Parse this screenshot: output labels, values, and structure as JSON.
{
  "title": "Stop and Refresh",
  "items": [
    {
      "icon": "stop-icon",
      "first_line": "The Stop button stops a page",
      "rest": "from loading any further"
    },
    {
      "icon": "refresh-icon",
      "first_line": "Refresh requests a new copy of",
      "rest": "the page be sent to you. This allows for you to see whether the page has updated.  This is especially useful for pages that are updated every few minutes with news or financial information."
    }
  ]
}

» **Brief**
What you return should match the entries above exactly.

» **Exercise result**
Parse this screenshot: output labels, values, and structure as JSON.
{
  "title": "Stop and Refresh",
  "items": [
    {
      "icon": "stop-icon",
      "first_line": "The Stop button stops a page",
      "rest": "from loading any further"
    },
    {
      "icon": "refresh-icon",
      "first_line": "Refresh requests a new copy of",
      "rest": "the page be sent to you. This allows for you to see whether the page has updated.  This is especially useful for pages that are updated every few minutes with news or financial information."
    }
  ]
}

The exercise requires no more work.